In month one, I shed a tear as I kissed my corsets, platform heels and skanky skirts goodbye. Luckily, I have not put on too much preggy weight and much of my clothing managed to accommodate my changing body for a long while. I have not been at all keen to spend my cash on maternity wear that would only be worn for a couple of months and then chucked out, so for ages I stubbornly avoided buying anything. But times did get desperate: when my trousers started pinching a little I just wore them with the buttons undone but one by one they seemed to drop of the radar until I was left with only one pair that I could contort myself into. So I went off to Primark and supported child labour by purchasing a bunch of cheap, plus-size tights and one plus-size pair of trousers. When my belly outgrew my stretch-tops and band tees, I simply acquired some plus-size items that I like enough to wear after my baby is born. I guess that it’s all about mixing and matching. My staple for the last month or so has been tights, my twenty-ups, ass-covering and figure-hugging tops and my hubby’s jerseys if it’s cold, rounded off with my usual eighties-inspired eye-shadow lineated with my never-go-anywhere-without black eye-liner. And I feel as me as I ever have. No waste no fuss and style uncompromised.

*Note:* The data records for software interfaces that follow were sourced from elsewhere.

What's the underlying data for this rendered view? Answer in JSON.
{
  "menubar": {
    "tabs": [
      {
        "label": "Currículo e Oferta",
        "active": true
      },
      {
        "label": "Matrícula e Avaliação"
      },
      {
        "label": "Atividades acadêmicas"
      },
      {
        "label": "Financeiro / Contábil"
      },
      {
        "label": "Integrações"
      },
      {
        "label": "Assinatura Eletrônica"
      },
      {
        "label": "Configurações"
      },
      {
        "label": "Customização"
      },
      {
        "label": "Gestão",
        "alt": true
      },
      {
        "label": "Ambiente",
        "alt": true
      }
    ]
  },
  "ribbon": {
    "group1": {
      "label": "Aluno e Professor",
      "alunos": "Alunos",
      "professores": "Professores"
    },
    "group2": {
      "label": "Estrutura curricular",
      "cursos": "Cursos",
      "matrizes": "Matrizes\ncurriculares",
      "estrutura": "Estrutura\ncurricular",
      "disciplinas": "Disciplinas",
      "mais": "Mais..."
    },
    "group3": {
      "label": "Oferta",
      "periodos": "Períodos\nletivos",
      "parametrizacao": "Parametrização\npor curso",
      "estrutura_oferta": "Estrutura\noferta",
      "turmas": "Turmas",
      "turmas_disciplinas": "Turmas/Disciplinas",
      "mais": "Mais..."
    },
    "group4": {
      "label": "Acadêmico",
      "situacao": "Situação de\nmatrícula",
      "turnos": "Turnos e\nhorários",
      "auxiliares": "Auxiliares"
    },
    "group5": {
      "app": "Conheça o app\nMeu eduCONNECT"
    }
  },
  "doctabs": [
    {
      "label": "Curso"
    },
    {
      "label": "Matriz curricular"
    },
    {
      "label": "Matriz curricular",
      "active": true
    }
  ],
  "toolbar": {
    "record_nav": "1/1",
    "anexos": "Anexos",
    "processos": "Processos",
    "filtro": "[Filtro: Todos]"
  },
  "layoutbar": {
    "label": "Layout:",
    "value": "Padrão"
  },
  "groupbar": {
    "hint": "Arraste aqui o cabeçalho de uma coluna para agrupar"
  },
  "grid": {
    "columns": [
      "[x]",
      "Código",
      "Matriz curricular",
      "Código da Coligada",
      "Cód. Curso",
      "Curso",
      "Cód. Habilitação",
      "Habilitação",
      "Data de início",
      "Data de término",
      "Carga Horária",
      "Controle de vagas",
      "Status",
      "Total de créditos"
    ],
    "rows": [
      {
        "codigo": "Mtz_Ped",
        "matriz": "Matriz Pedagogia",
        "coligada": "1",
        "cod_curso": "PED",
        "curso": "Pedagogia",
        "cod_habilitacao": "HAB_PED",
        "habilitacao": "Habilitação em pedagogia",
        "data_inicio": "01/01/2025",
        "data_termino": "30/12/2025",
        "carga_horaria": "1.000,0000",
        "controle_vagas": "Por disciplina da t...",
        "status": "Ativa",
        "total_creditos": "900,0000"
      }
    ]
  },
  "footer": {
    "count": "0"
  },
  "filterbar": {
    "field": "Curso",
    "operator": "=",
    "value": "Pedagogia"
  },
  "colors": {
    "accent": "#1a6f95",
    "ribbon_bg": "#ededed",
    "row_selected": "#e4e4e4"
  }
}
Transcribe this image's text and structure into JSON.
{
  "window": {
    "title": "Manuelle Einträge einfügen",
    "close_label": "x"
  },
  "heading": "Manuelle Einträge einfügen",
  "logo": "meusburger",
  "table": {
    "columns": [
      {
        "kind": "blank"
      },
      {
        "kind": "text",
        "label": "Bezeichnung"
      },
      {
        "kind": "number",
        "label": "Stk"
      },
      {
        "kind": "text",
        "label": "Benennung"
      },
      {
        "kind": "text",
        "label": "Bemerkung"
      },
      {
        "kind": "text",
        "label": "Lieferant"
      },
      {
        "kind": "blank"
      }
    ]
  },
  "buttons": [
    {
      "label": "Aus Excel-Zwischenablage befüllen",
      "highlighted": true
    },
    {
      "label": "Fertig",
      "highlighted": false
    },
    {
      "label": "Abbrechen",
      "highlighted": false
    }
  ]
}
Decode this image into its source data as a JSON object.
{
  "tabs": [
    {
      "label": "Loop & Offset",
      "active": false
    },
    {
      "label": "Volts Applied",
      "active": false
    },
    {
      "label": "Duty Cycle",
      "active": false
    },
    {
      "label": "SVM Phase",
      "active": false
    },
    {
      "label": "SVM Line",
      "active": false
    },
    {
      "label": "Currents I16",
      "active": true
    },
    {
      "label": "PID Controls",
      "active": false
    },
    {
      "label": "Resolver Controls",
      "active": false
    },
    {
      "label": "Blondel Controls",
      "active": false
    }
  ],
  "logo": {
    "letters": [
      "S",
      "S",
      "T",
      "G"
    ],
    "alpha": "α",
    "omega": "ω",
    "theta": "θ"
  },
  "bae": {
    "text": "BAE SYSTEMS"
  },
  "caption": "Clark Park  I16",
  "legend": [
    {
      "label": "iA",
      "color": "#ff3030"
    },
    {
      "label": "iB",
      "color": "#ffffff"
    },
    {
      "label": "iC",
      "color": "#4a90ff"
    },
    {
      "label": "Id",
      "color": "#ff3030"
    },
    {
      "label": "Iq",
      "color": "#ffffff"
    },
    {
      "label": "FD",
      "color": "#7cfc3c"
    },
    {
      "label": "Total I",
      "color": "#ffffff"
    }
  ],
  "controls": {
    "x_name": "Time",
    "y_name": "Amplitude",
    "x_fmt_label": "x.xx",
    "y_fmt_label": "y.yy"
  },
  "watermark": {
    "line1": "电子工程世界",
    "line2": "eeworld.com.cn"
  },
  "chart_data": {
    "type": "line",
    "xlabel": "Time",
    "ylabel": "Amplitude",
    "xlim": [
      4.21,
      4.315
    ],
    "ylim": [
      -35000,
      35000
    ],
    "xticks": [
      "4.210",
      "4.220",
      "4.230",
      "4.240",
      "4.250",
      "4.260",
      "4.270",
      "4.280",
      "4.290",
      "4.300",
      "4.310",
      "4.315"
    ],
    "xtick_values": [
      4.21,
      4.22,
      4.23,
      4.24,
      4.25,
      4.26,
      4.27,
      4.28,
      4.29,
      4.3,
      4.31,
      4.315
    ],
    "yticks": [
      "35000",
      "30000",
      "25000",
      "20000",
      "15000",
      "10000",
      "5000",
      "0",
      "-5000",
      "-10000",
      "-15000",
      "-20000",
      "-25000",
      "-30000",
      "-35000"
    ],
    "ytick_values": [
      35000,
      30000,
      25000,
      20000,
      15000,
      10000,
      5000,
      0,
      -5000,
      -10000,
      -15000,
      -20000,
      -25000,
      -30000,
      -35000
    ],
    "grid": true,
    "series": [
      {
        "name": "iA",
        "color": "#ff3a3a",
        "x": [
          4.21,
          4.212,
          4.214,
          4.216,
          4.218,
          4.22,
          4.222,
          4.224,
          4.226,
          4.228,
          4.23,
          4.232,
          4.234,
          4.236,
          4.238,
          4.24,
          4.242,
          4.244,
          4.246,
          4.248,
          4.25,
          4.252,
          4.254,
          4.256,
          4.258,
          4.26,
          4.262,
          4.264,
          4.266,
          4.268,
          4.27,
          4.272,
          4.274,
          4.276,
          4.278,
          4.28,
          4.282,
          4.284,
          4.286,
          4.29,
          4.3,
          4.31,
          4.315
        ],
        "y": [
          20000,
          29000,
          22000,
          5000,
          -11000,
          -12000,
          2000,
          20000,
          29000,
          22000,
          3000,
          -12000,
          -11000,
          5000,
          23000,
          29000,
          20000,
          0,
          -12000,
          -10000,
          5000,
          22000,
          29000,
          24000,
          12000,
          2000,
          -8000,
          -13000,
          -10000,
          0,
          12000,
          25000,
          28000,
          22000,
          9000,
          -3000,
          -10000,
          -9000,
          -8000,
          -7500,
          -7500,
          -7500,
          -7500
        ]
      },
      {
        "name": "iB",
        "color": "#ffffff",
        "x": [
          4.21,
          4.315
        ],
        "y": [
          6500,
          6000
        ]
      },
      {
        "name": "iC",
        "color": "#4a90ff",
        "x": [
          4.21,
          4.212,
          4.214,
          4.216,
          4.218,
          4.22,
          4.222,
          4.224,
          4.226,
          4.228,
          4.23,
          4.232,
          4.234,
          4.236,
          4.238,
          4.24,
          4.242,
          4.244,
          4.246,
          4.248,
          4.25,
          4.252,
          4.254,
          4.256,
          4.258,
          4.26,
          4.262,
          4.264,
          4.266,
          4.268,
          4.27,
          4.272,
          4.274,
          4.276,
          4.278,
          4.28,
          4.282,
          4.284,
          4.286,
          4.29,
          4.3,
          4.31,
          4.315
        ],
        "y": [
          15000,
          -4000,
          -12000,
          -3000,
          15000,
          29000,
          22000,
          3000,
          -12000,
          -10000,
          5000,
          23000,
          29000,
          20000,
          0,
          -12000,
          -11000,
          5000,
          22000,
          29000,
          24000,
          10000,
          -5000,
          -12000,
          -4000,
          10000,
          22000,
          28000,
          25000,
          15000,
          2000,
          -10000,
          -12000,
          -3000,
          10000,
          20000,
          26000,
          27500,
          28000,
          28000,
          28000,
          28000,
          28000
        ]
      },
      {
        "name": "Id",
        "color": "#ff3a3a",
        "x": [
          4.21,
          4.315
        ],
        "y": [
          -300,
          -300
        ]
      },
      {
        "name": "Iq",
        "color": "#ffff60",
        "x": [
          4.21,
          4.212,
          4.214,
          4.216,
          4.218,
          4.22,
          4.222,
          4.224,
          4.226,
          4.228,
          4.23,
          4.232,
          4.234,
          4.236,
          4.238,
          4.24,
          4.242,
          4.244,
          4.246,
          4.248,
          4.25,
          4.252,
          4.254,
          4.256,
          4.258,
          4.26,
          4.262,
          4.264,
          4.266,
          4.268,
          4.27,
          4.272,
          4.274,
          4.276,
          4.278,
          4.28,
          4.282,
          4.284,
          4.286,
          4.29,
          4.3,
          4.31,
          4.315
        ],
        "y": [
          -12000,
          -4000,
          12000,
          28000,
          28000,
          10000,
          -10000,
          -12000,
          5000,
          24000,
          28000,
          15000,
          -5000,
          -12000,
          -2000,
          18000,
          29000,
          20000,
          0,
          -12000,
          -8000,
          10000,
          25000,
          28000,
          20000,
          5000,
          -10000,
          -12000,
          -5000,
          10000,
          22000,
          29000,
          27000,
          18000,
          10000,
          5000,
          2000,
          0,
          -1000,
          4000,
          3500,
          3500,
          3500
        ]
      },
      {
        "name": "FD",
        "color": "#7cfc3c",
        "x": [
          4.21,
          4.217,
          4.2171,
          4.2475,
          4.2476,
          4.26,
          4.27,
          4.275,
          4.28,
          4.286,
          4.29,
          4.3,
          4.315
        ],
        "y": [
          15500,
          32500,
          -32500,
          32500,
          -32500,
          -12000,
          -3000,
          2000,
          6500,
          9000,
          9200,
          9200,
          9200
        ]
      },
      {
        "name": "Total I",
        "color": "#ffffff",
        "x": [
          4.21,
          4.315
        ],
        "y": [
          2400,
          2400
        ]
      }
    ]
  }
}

Throughout my pregnancy, I have kept my eye out for some funky-punky mum maternity fashion and have seen very little alternative-wear that is actually designed for pregnant ladies. Whatever the amount you spend on maternity wear, I think that it is important to feel good as well as comfortable, especially when self-esteem and body-image are likely to be dented as you come to terms with your changing preggy body. So my advice for the alternative mom is: when shopping for your babybump, avoid maternity sections – just look around for items that you like and purchase bigger sizes – especially when it comes to tops. Loose tops can be funked up with belts and layers after you lose your baby weight, so no money wasted there. Trousers will probably be packed away until your next baby or recycled on Ebay or with Oxfam, so if you aren’t keen to fork out the cash, just buy some cheap stuff that you like. Naturally, your pregnant body will not always accommodate the plus-size version of all clothing items. A plus-size corset on a bulging belly may look a tad … um terrible, and you may then be forced to spend your pregnancy hanging out in Camden to avoid the trauma of stares and jibes (postscript: I love Camden). I did, however, manage to find a couple of sites that host some funky-punky mum maternity wear:
Gothic Maternity Shirts cost around £21 ($35). The shirts are long: ass-covering and bump-accomodating and feature some cool graphics that won’t stretch or distort when they cover your babybump. They come in white or black and most importantly, are also cool enough to wear post-pregnancy.
My Baby Rocks includes a maternity line featuring tees and tank tops primarily. The graphics are fun and the colours revolve around a pink, white and black theme. Prices range from between £10 ($15) and £20 ($30).